  • Economical Viability: Some sellers have experienced increased business by transitioning to being a vendor. They have seen larger orders, albeit not massive bulk orders, than they received as sellers. Shipping in packs once a week to Amazon instead of individual orders has proven to be more cost-effective for some businesses.
  • Listing Changes: As disruptions can occur, it's crucial to be cautious when switching from a seller to a vendor. Product images, titles, and optimized product pages from the seller account may change when under Amazon vendor services, which can create challenges.
  • Backup Strategy: If you decide to become a vendor, timing is essential. Starting with new products or listings not already on the seller account, such as multi-packs or unique offerings, can help you become familiar with the platform before fully committing. It's advisable to have a backup strategy in case of any unforeseen difficulties during the transition.
  • Administrative Tasks: Remember that obtaining an Amazon vendor services account requires an invitation from Amazon. However, working with agencies or freelancers who have connections with Amazon's business development team might open up opportunities for such conversations.

Additionally, it's important to note that being a vendor involves significant administrative tasks, including managing purchase orders, shipment notifications, shipping labels, invoices, and accounting. If your resources are already stretched thin as a seller, you should carefully evaluate doubling the workload as a vendor.


When deciding between being a seller or a vendor on Amazon, it's crucial to evaluate your business goals, resources, and preferences carefully. Ultimately, choosing between being a seller and a vendor depends on your business needs and objectives.

Consider factors such as the availability of tools and features, advertising potential, the economic viability of shipping options, and the impact on existing product listings. Timing and strategic planning are critical to a successful transition, and it's essential to have a backup strategy in case of any challenges.

When faced with the choice between becoming an Amazon seller or vendor, seeking guidance from experts or agencies who are well-versed in Amazon's platform can be highly advantageous. These professionals can provide valuable insights into Amazon vendor central management and Amazon seller central services, helping you navigate the decision-making process and determine the best approach for your business.

Consulting with experienced experts, such as those from Vserve Amazon Listing Services can ensure that you receive specialized advice tailored to your specific needs, maximizing your chances of success on Amazon.
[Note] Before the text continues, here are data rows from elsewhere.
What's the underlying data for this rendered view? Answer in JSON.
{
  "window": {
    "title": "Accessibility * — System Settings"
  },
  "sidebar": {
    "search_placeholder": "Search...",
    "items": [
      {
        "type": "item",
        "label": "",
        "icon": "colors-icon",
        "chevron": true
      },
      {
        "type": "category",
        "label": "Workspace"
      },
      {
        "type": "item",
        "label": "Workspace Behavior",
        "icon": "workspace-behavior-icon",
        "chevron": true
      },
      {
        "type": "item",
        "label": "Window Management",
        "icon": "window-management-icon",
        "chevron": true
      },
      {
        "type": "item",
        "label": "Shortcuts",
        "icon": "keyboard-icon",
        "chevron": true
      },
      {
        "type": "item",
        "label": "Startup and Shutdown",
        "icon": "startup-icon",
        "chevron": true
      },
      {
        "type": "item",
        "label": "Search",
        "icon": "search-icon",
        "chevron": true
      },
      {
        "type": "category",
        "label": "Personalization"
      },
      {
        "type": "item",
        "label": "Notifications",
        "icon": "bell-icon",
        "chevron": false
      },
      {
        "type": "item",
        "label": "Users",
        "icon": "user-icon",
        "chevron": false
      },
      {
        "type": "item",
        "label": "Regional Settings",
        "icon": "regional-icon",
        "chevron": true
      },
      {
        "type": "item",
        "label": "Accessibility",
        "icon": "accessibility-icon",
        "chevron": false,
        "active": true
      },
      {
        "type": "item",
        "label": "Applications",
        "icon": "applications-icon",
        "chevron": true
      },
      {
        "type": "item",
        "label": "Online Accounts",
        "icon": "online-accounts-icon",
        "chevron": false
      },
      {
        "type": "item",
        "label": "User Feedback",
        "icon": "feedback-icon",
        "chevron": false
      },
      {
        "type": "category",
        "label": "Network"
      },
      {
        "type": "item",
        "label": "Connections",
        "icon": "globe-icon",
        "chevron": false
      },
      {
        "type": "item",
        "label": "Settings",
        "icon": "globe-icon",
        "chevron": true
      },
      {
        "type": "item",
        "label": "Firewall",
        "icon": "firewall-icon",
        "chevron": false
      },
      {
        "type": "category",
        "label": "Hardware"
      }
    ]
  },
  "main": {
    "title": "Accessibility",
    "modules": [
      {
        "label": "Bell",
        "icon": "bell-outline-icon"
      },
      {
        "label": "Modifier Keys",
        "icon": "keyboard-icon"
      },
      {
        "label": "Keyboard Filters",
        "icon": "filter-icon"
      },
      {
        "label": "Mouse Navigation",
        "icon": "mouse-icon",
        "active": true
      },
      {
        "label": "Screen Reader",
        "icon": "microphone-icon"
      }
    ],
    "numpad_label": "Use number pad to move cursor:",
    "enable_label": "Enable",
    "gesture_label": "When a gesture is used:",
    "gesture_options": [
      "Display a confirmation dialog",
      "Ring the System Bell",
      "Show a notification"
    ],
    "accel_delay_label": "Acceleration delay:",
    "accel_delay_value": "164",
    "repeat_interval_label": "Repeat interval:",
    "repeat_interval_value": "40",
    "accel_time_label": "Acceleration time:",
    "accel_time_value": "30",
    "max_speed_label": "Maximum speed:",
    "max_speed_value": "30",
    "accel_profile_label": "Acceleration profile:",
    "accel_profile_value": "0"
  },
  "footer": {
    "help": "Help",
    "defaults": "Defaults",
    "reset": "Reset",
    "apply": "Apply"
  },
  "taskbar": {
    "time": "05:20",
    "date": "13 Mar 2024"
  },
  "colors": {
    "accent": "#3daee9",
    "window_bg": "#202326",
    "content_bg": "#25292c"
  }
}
This blog is inspired by the video ‘Amazon Vendor Central vs Seller Central or Hybrid? Differences, Pros and Cons’ by ‘Orange Klik.’